 These big beers are meant to be sipped.  So, expect it to take a while to finish a keg of 12% ABV American Barleywine.  On the bright side, you could bottle and cellar age the beers for many years, enjoying vertical tastings for a very long time.


High Gravity Beer List

Here are some big beers that you may want to brew yourself:

·         Barleywine or Wheatwine- American or English

·         Imperial Stout / Russian Imperial Stout

·         Imperial IPA / Imperial Black IPA

·         Imperial “Insert Style Here” ie. Imperial Wit, Imperial Porter

·         Scotch Ale / Wee Heavy

·         Belgian Golden Strong Ale / Belgian Dark Strong Ale

·         Belgian Dubbel / Trippel

·         Old Ale

·         Doppelbock / Eisbock

When you are ready take your homebrewing skills to the next level, high gravity brewing is a great place to start.  Believe me, you will learn a lot and put all of your knowledge of brewing science to use.  Plus, big beers that you brewed yourself make great gifts.  Try bottling some of your high gravity beers in 750 ml bottles and give the ultimate gift to the beer connoisseur in your life.

Return to Brewing Science

Return to Understanding Beer Attenuation

Return to Secondary Fermentation Page

Return to All Grain Systems


If you find this site helpful, please link to us!
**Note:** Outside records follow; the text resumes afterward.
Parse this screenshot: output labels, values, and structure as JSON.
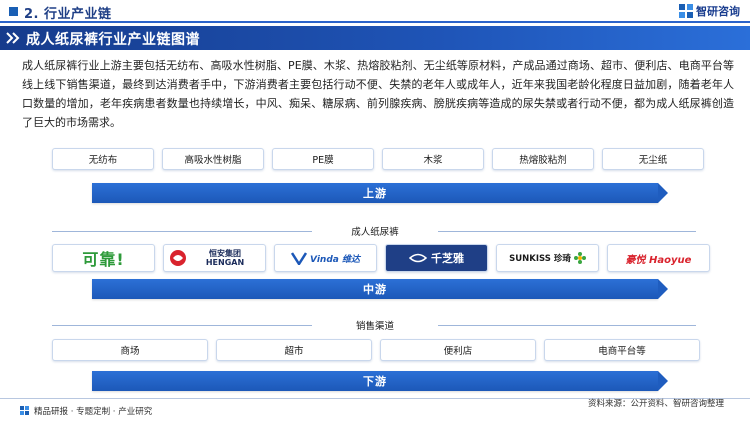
{
  "header": {
    "title": "2. 行业产业链",
    "brand": "智研咨询"
  },
  "section": {
    "title": "成人纸尿裤行业产业链图谱"
  },
  "intro": {
    "text": "成人纸尿裤行业上游主要包括无纺布、高吸水性树脂、PE膜、木浆、热熔胶粘剂、无尘纸等原材料，产成品通过商场、超市、便利店、电商平台等线上线下销售渠道，最终到达消费者手中，下游消费者主要包括行动不便、失禁的老年人或成年人，近年来我国老龄化程度日益加剧，随着老年人口数量的增加，老年疾病患者数量也持续增长，中风、痴呆、糖尿病、前列腺疾病、膀胱疾病等造成的尿失禁或者行动不便，都为成人纸尿裤创造了巨大的市场需求。"
  },
  "upstream": {
    "materials": [
      "无纺布",
      "高吸水性树脂",
      "PE膜",
      "木浆",
      "热熔胶粘剂",
      "无尘纸"
    ],
    "label": "上游"
  },
  "midstream": {
    "group_label": "成人纸尿裤",
    "brands": [
      "可靠!",
      "恒安集团 HENGAN",
      "Vinda 维达",
      "千芝雅",
      "SUNKISS 珍琦",
      "豪悦 Haoyue"
    ],
    "label": "中游"
  },
  "channels": {
    "group_label": "销售渠道",
    "items": [
      "商场",
      "超市",
      "便利店",
      "电商平台等"
    ]
  },
  "downstream": {
    "label": "下游"
  },
  "footer": {
    "left": "精品研报 · 专题定制 · 产业研究",
    "source": "资料来源：公开资料、智研咨询整理"
  },
  "colors": {
    "primary": "#1f55b8",
    "accent": "#2c70d6",
    "header_text": "#1f3f86"
  }
}
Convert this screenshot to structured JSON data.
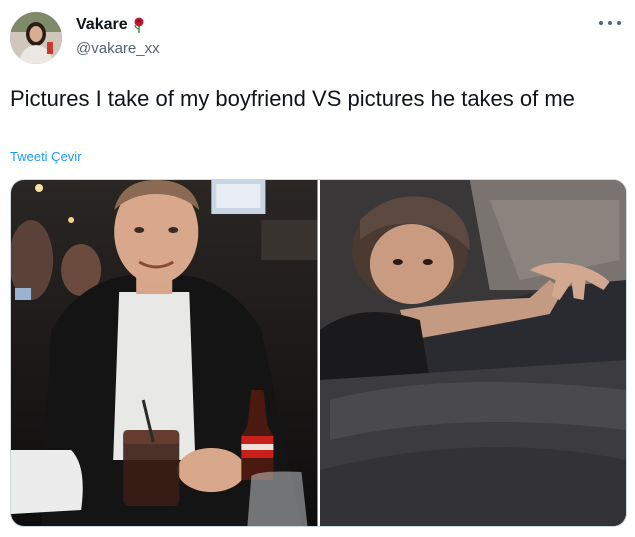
{
  "user": {
    "display_name": "Vakare",
    "handle": "@vakare_xx",
    "name_emoji": "rose-icon"
  },
  "tweet": {
    "text": "Pictures I take of my boyfriend VS pictures he takes of me",
    "translate_label": "Tweeti Çevir"
  },
  "media": {
    "photos": [
      {
        "name": "boyfriend-photo",
        "alt": ""
      },
      {
        "name": "girlfriend-photo",
        "alt": ""
      }
    ]
  },
  "colors": {
    "link": "#1d9bf0",
    "secondary_text": "#536471",
    "primary_text": "#0f1419"
  }
}
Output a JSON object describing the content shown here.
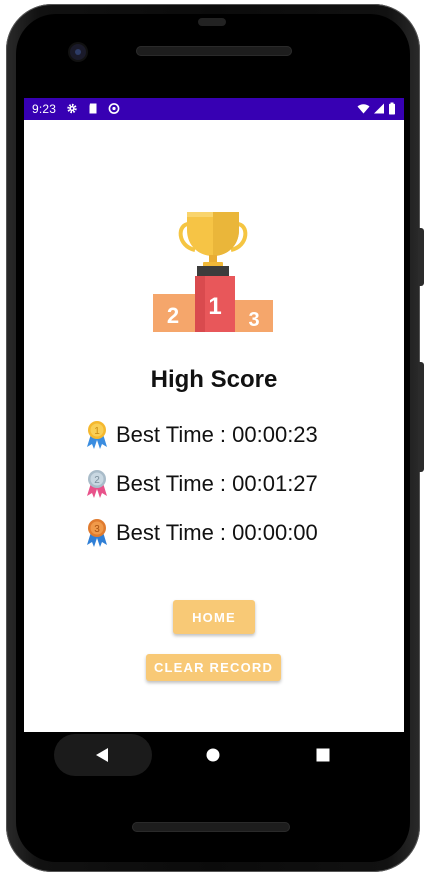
{
  "status_bar": {
    "time": "9:23",
    "icons_left": [
      "settings-icon",
      "sd-card-icon",
      "sync-icon"
    ],
    "icons_right": [
      "wifi-icon",
      "signal-icon",
      "battery-icon"
    ],
    "color": "#3700b3"
  },
  "page": {
    "title": "High Score",
    "records": [
      {
        "rank": "1",
        "medal": "gold-medal-icon",
        "label": "Best Time : 00:00:23"
      },
      {
        "rank": "2",
        "medal": "silver-medal-icon",
        "label": "Best Time : 00:01:27"
      },
      {
        "rank": "3",
        "medal": "bronze-medal-icon",
        "label": "Best Time : 00:00:00"
      }
    ],
    "podium": {
      "left": "2",
      "center": "1",
      "right": "3"
    }
  },
  "buttons": {
    "home_label": "HOME",
    "clear_label": "CLEAR RECORD",
    "color": "#f8c976"
  },
  "nav_bar": {
    "icons": [
      "back-icon",
      "home-circle-icon",
      "recents-icon"
    ]
  }
}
This blog is reader-supported. Posts may contain affiliate links. As an Amazon Associate, I earn from qualifying purchases.